170 years ago, on 16 April 1853, India’s first passenger train set off on the Great Indian Peninsular Railway (now Central Railway) line between Bombay (now Mumbai) and Thane in Maharajastra, just 34 kilometres away. The age of the railway had dawned on the subcontinent. The train with its 14 carriages was pulled by three steam locomotives called Sahib, Sindhu and Sultan and started its journey from a temporary platform, where today the Chhatrapati Shivaji Terminus—commonly known as Victoria Terminus0–is located, one of the largest and busiest railway stations in the world and a UNESCO World Heritage Site since 2004. Whereas in the beginning there were two services a day, today 1,160 trains run daily on the same line, carrying 3.4 million suburban passengers. The Central Railway carries as many as 12 million passengers on its various routes.
The Indian state railway with its gigantic rail network owes its meteoric rise to the unprofitability of the former private railways. Due to the high costs of building their broad-gauge lines, they had to be constantly subsidised by the colonial government, which finally persuaded it to nationalise private railways and set up a state-owned company under the umbrella of the Indian State Railways. Its rail network grew rapidly and by 1930 had already increased to 52,000 km in length. Literally every corner of the country was opened up by the railways in the years that followed.
The partition of India
In the course of the partition of India after independence, railway lines often became the scene of terrible assassinations. In the Amritsar massacre in September 1947 alone, 3,000 Muslims died when a train was attacked by a mob of Hindus and Sikhs. For thousands of internally displaced persons, the trains became steel coffins, burning helplessly in the barred compartments. The trains that transported their corpses were soon called “Ghost Trains” by the locals.
New start as Indian Railways

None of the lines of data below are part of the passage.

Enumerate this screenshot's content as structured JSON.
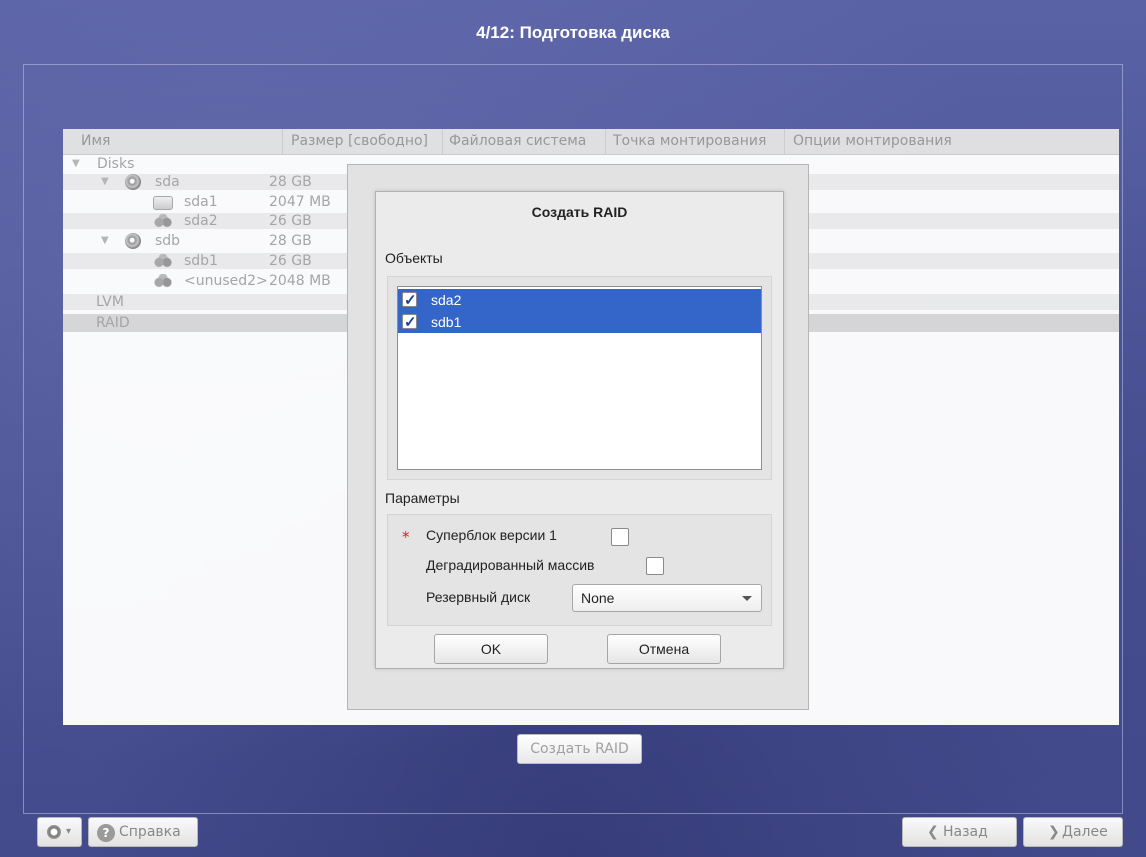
{
  "window": {
    "title": "4/12: Подготовка диска"
  },
  "table": {
    "columns": [
      "Имя",
      "Размер [свободно]",
      "Файловая система",
      "Точка монтирования",
      "Опции монтирования"
    ],
    "rows": [
      {
        "name": "Disks",
        "size": "",
        "icon": "disks-group",
        "expander": "▼"
      },
      {
        "name": "sda",
        "size": "28 GB",
        "icon": "disk-icon",
        "expander": "▼"
      },
      {
        "name": "sda1",
        "size": "2047 MB",
        "icon": "partition-icon"
      },
      {
        "name": "sda2",
        "size": "26 GB",
        "icon": "raid-member-icon"
      },
      {
        "name": "sdb",
        "size": "28 GB",
        "icon": "disk-icon",
        "expander": "▼"
      },
      {
        "name": "sdb1",
        "size": "26 GB",
        "icon": "raid-member-icon"
      },
      {
        "name": "<unused2>",
        "size": "2048 MB",
        "icon": "raid-member-icon"
      },
      {
        "name": "LVM",
        "size": ""
      },
      {
        "name": "RAID",
        "size": "",
        "selected": true
      }
    ]
  },
  "create_raid_button": "Создать RAID",
  "dialog": {
    "title": "Создать RAID",
    "objects_label": "Объекты",
    "objects": [
      {
        "label": "sda2",
        "checked": true
      },
      {
        "label": "sdb1",
        "checked": true
      }
    ],
    "params_label": "Параметры",
    "superblock_label": "Суперблок версии 1",
    "superblock_required_mark": "*",
    "superblock_checked": false,
    "degraded_label": "Деградированный массив",
    "degraded_checked": false,
    "spare_label": "Резервный диск",
    "spare_value": "None",
    "ok_label": "OK",
    "cancel_label": "Отмена"
  },
  "bottom": {
    "help_label": "Справка",
    "back_label": "Назад",
    "back_glyph": "❮",
    "next_label": "Далее",
    "next_glyph": "❯",
    "help_glyph": "?",
    "menu_arrow": "▾"
  },
  "colors": {
    "selection": "#3366c8",
    "background": "#4d5598",
    "required": "#d62020"
  }
}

In 1951, all railway companies merged to form today‘s Indian Railways, and from the 196Os onwards, the network was uniformly converted from metre-gauge to broad-gauge lines. However, most of the trains were still steam locomotives, which were produced until the 1970s. The conversion was initially slow: as diesel was more expensive than hard coal, 4,ooo steam locomotives were still in service at the end of the 1980s, and less than 10,000 kilometres of railway line were electrified.

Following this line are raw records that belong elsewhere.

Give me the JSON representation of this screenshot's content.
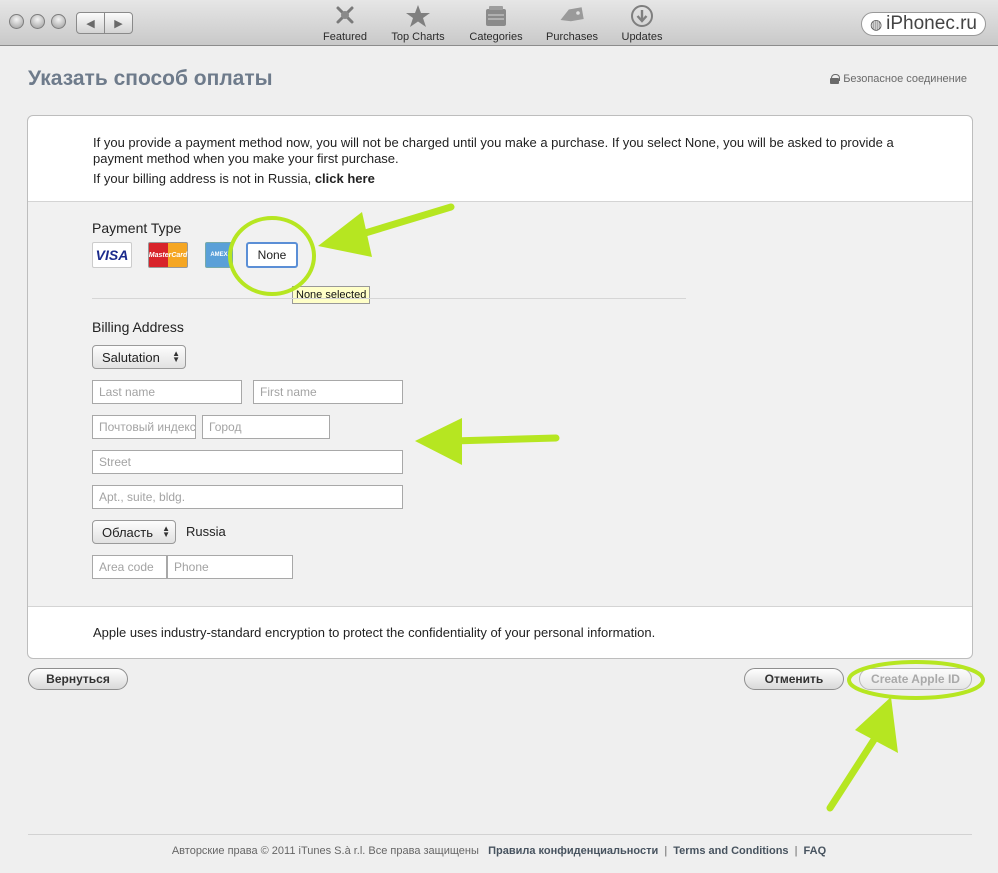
{
  "toolbar": {
    "tabs": [
      {
        "label": "Featured",
        "icon": "featured-icon"
      },
      {
        "label": "Top Charts",
        "icon": "star-icon"
      },
      {
        "label": "Categories",
        "icon": "categories-icon"
      },
      {
        "label": "Purchases",
        "icon": "tag-icon"
      },
      {
        "label": "Updates",
        "icon": "download-icon"
      }
    ],
    "back_glyph": "◀",
    "forward_glyph": "▶",
    "brand": "iPhonec.ru"
  },
  "header": {
    "title": "Указать способ оплаты",
    "secure_label": "Безопасное соединение"
  },
  "intro": {
    "line1": "If you provide a payment method now, you will not be charged until you make a purchase. If you select None, you will be asked to provide a payment method when you make your first purchase.",
    "line2_prefix": "If your billing address is not in Russia, ",
    "line2_link": "click here"
  },
  "payment": {
    "label": "Payment Type",
    "cards": [
      "VISA",
      "MasterCard",
      "AMEX"
    ],
    "none_label": "None",
    "tooltip": "None selected"
  },
  "billing": {
    "label": "Billing Address",
    "salutation": "Salutation",
    "last_name_placeholder": "Last name",
    "first_name_placeholder": "First name",
    "postal_placeholder": "Почтовый индекс",
    "city_placeholder": "Город",
    "street_placeholder": "Street",
    "apt_placeholder": "Apt., suite, bldg.",
    "region": "Область",
    "country": "Russia",
    "area_code_placeholder": "Area code",
    "phone_placeholder": "Phone"
  },
  "footer_note": "Apple uses industry-standard encryption to protect the confidentiality of your personal information.",
  "buttons": {
    "back": "Вернуться",
    "cancel": "Отменить",
    "create": "Create Apple ID"
  },
  "footer": {
    "copyright": "Авторские права © 2011 iTunes S.à r.l. Все права защищены",
    "privacy": "Правила конфиденциальности",
    "terms": "Terms and Conditions",
    "faq": "FAQ",
    "separator": "|"
  },
  "colors": {
    "annotation": "#b6e621",
    "title": "#6e7b8b",
    "focus_blue": "#5b8fd6"
  }
}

The road to a modern state railway
Today, India is on the verge of complete electrification of its railway lines. A corresponding plan is to be implemented by 2024. But the trains still run comparatively slowly. The fastest connections, such as the Gattimaan Express between Delhi and Agra, which opened in 2016, reach 160 km/h, but the average speed of travel is just 100 km/h. The aim is to improve the situation by building high-speed trains. This is to be countered by the construction of high-speed corridors. Originally planned for 2023, after a series of delays the first Japanese E5 Shinkansen are finally scheduled to run on the Mumbai-Ahmedabad route in 2028.
Amazing facts about India’s railways
Railways of superlatives
With 68,103 km of track, India’s railway network is the fourth largest in the world (after USA, CHN and RU). Every day, 13,452 passenger trains carry around 24 million passengers to 7,337 stations. Although the number has been declining for years, Indian Railways employs a proud 1,254 million people, making it the second largest employer in the country after the army.
Railways as a tourist attraction
Indian Railways not only travels to the country's numerous tourist attractions, it has many of its own to offer: The Nilgiri Mountain Railway is one of the slowest trains in India and has been a UNESCO World Heritage Site since 2005. Two other railway lines and the Victoria Terminus are also on the UNESCO list. Besides the National Rail Museum in New Delhi, the company operates 37 museums nationwide. A special attraction for railway fans is the “Nagpur Diamond Crossing”: India’s only operating double crossing point attracts thousands of fans every year.